The Unequal Distribution of Speaking Time in Parliamentary-Party Groups
Summary, in English
Parliamentary debates provide an arena where Members of Parliament (MPs) present, challenge, or defend public policies. However, the “plenary bottleneck” allows the party leadership to decide who participates in a debate. We argue that in this decision the timing of a debate matters: in proximity of elections, the leadership should be concerned with maintaining its brand name and therefore restrict floor access, in particular if the debate is salient for the respective party. We evaluate our hypotheses in a cross-country study drawing on a novel data set covering all speeches given during one or two legislative terms in six European parliaments. We find that the electoral cycle matters for the distribution of speaking time: Party leaders do restrict parliamentary speechmaking to a smaller number of MPs at the end of the term. This has important implications for our understanding of parliaments as an electoral arena and for our understanding of intraparty politics.

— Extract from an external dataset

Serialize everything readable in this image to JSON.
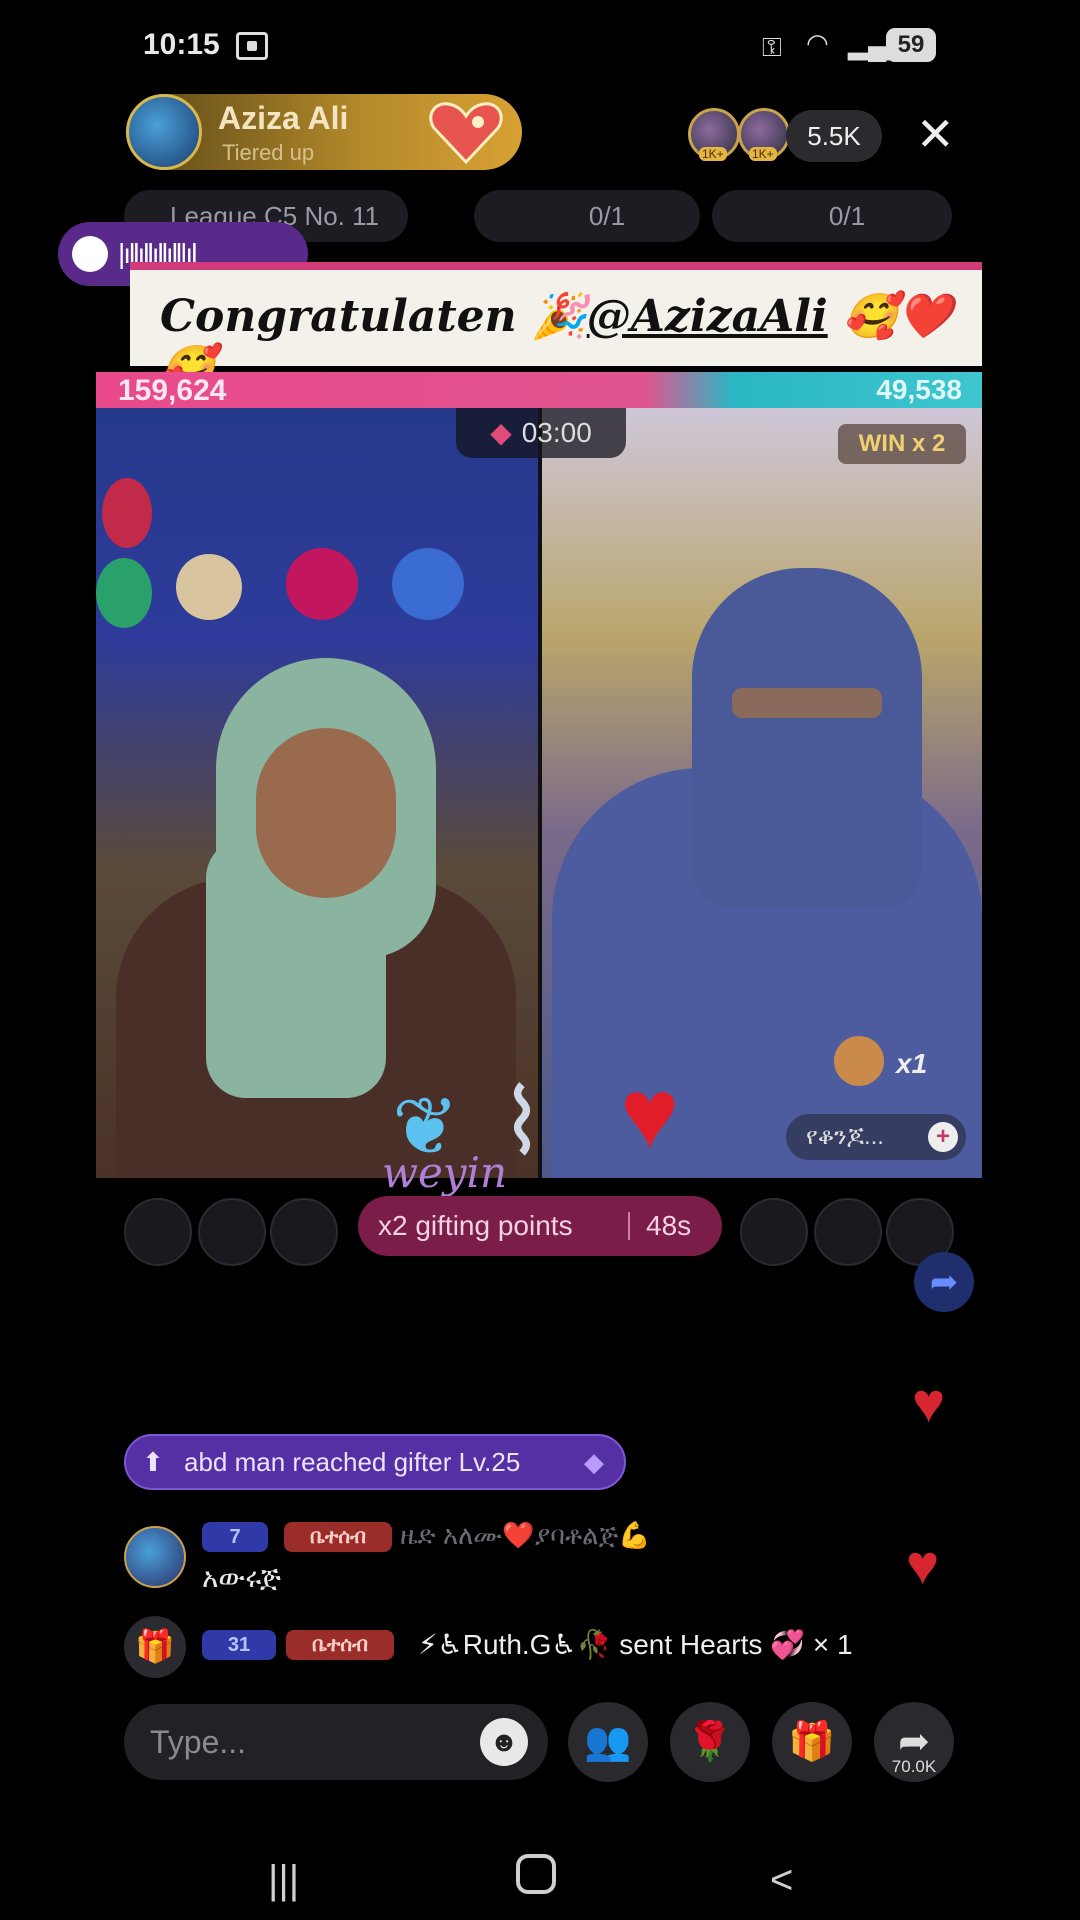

- Political Science (excluding Public Administration Studies and Globalization Studies)
- ISSN: 0362-9805